comment Why square the difference instead of taking the absolute value in standard deviation?
I remain unconvinced that variances are very useful for asymmetric distributions.
1d
comment Range of predicted probabilities by logistic regression
Is this really a classification problem? Or is it the task of estimating risk? For the latter you may not need a threshold. In general a threshold is needed only if a decision is needed automatically and instantaneously, and utilities are not considered.
1d
comment Generate predictions from a logistic regression model reflecting the uncertainty of the model
If you still want a sampling approach you can use the "poor man's Bayesian approach" of bootstrapping whereby you develop (from scratch) several models from samples with replacement from the original dataset and show the distributions of predicted values. The 0.025 and 0.975 quantiles of predictions for one subject would provide a 0.95 confidence interval for the unknown true probability of an event for that subject, which is the long way to obtain a confidence interval, but sometimes more accurate than Gaussian theory-based Wald intervals.
Oct
19
comment weibull mle with optim in R
The second sentence is the sort of response I was hoping for. I hope that someone can help you with this.
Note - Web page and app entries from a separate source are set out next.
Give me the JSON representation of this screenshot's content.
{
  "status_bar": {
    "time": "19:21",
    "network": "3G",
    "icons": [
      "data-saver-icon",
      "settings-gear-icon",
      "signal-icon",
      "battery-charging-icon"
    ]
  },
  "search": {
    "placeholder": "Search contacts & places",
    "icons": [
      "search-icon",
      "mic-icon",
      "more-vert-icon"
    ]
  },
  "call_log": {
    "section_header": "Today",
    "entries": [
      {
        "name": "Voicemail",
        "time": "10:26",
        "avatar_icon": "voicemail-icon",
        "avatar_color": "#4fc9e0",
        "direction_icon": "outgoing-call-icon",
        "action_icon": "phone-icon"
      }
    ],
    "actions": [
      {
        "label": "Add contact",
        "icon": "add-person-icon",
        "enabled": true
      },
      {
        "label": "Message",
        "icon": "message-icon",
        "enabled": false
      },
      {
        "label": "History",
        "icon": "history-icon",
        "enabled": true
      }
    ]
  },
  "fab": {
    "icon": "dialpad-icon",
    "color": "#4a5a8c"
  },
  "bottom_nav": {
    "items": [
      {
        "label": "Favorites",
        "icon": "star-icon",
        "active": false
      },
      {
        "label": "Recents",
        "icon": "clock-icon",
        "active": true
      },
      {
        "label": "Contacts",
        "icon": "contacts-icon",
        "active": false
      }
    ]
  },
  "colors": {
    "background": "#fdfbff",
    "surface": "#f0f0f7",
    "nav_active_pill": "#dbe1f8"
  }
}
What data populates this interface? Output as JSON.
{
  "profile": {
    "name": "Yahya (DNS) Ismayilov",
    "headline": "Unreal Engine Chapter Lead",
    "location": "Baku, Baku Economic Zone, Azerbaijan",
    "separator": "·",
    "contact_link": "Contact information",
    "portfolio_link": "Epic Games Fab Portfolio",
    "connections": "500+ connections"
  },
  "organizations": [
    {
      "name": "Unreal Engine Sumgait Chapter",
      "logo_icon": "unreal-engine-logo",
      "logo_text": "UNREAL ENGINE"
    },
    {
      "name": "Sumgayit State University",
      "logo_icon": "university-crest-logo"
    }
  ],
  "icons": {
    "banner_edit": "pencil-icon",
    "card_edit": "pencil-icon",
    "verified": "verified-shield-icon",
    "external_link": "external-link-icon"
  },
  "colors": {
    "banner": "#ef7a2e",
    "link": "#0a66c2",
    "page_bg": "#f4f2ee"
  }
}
My only thought is to see if reparametizing as survreg does will help.
Oct
19
comment weibull mle with optim in R
Please let us know why you are not using the survreg function in the R survival package.
Oct
19
revised Is the convention for error bars to present one or two standard errors?
Added a how-to for raw data instead of point estimate
Oct
19
answered Is the convention for error bars to present one or two standard errors?
Oct
18
comment Is it acceptable to transform data for use in a GLM using Poisson?
There are so many resources for linear models that it's hard to know where to begin. I hope that others will respond with book recommendations.
Oct
18
revised Is it acceptable to transform data for use in a GLM using Poisson?
edited tags
Oct
18
answered Is it acceptable to transform data for use in a GLM using Poisson?
Oct
18
comment Linear regresson lm or stepwise regression here using R?
To add to Peter's comment and answer, regression models don't care about the distribution of $X$s. In the linear model one only cares about the distribution of residuals from the model. And there is no principle in statistics that would suggest that simply using the fully pre-specified model is not a good approach, once you understand co-linearities and perhaps get "chunk" tests that combine competing variables into a multiple degree of freedom test.
Oct
17
comment When can a continuous variable be treated as categorical?
Well said. I wish I had worded it in a way to make clear that I wasn't criticizing the OP but rather the common practice.
Oct
17
answered When can a continuous variable be treated as categorical?
Oct
17
revised What's wrong with Bonferroni adjustments
elaborated on inconsistent thinking coming from multiplicity adjustments
Oct
17
comment What's wrong with Bonferroni adjustments
To answer @MJA I think there are two preferred approaches: (1) be Bayesian or (2) prioritize the hypotheses and report the results in context, in priority order.
Oct
17
comment What's wrong with Bonferroni adjustments
Not clear on the reference to 'repeatable'. If there is a single test, with no multiplicity adjustment required, the chance that a result with $P=0.04$ is repeated is not high.
Oct
17
answered What's wrong with Bonferroni adjustments
Oct
14
revised How to interpret variables that are excluded from or included in the lasso model?
Added text for the binary Y case
Oct
14
comment How to interpret variables that are excluded from or included in the lasso model?
Last comment. I clarified this in my long answer above.
Oct
14
comment How to interpret variables that are excluded from or included in the lasso model?
I need to sign off this discussion - the basic answer to your question is basic R programming plus take a look at simple simulations in biostat.mc.vanderbilt.edu/rms.